2005 Salt Lake City Annual Meeting (October 16–19, 2005)

Paper No. 8
Presentation Time: 3:30 PM


SCHOTT, Ronald C., Department of Geosciences, Fort Hays State University, FHSU Geosciences, 600 Park Street, Hays, KS 67601, rschott@fhsu.edu

There is probably no better way to learn about rocks than to examine them in their natural habitat (i.e., in the field). Unfortunately, field trips are often not practical for many geology classes. Too often, therefore, geology students first encounter "orphaned" specimens in the lab, presented with little or no geologic or geographic context. Maps, photographs, and field descriptions can all contribute to putting lab specimens in context, but a number of web-based tools and software offer new avenues to make "virtual field trips" a much richer, integrated, and more interactive experience for classroom-bound geology students.

Google Earth (formerly Keyhole) is a software program that enables students to interactively navigate a "virtual Earth" composed of satellite imagery draped over a digitally rendered globe. Other imagery, such as digital geologic maps, can be imported into the Google Earth viewer and draped over the satellite imagery with varying degrees of transparency. This program can also be used to generate movies or "fly-by" animations that can be incorporated into web sites. Google Earth imagery and movies are ideally suited to illustrate the spatial relationships between features on scales from the entire planet down to small topographic features such as hills or valleys.

Cubic or cylindrically projected QTVR panoramas can be constructed by stitching together still digital images. Incorporated into a web page, QTVR panoramas are well suited for viewing features from the outcrop to regional scale. By embedding hyperlinks within QTVR images or panoramas a sequence of geographically related virtual field trip "stops" can be linked together. Alternately, a series of images could be linked to zoom to different scales (i.e., from tectonic to microscopic scales).

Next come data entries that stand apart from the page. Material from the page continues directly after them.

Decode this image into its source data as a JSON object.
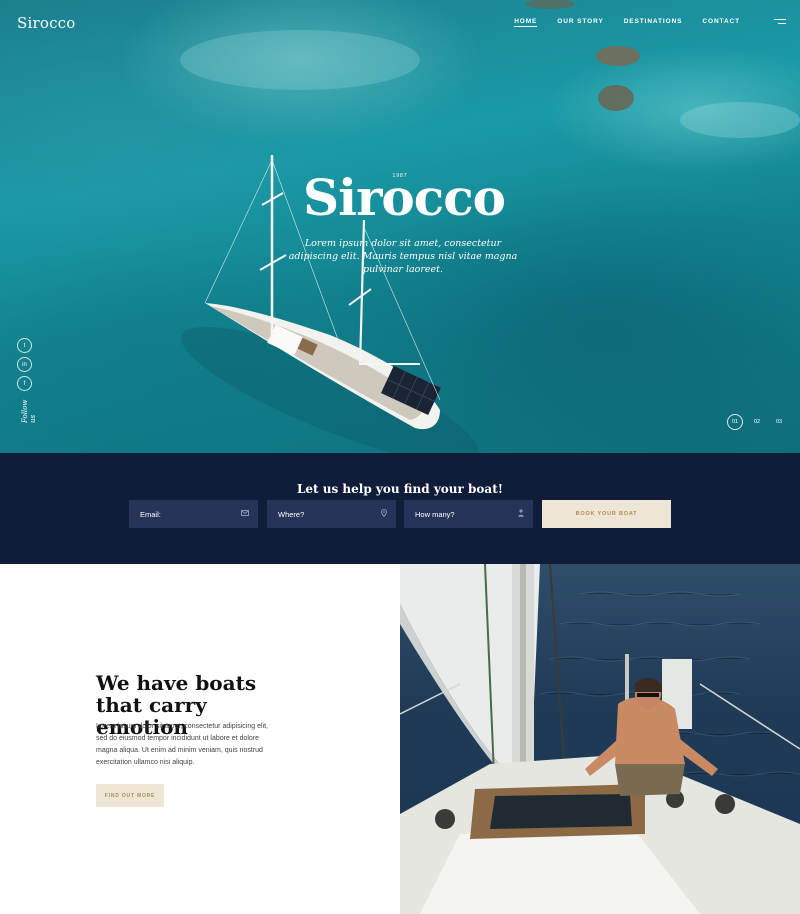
{
  "brand": {
    "logo": "Sirocco"
  },
  "nav": {
    "items": [
      {
        "label": "HOME",
        "active": true
      },
      {
        "label": "OUR STORY",
        "active": false
      },
      {
        "label": "DESTINATIONS",
        "active": false
      },
      {
        "label": "CONTACT",
        "active": false
      }
    ],
    "menu_icon": "hamburger-icon"
  },
  "hero": {
    "year": "1987",
    "title": "Sirocco",
    "subtitle": "Lorem ipsum dolor sit amet, consectetur adipiscing elit. Mauris tempus nisl vitae magna pulvinar laoreet.",
    "social_icons": [
      "twitter-icon",
      "linkedin-icon",
      "facebook-icon"
    ],
    "social_glyphs": [
      "t",
      "in",
      "f"
    ],
    "follow_label": "Follow us",
    "pager": [
      "01",
      "02",
      "03"
    ],
    "active_slide": "01"
  },
  "booking": {
    "title": "Let us help you find your boat!",
    "fields": [
      {
        "label": "Email:",
        "icon": "mail-icon"
      },
      {
        "label": "Where?",
        "icon": "location-pin-icon"
      },
      {
        "label": "How many?",
        "icon": "person-icon"
      }
    ],
    "button_label": "BOOK YOUR BOAT"
  },
  "intro": {
    "title": "We have boats that carry emotion",
    "text": "Lorem ipsum dolor sit amet, consectetur adipisicing elit, sed do eiusmod tempor incididunt ut labore et dolore magna aliqua. Ut enim ad minim veniam, quis nostrud exercitation ullamco nisi aliquip.",
    "button_label": "FIND OUT MORE"
  },
  "colors": {
    "booking_bg": "#0f1d3b",
    "field_bg": "#26345a",
    "button_bg": "#ede6d6",
    "button_text": "#b08b52",
    "hero_sea": "#1a9aa6"
  }
}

Combining these tools should give students a better sense of the larger scale geologic and geographic context of the hand samples and thin sections encountered in lab exercises.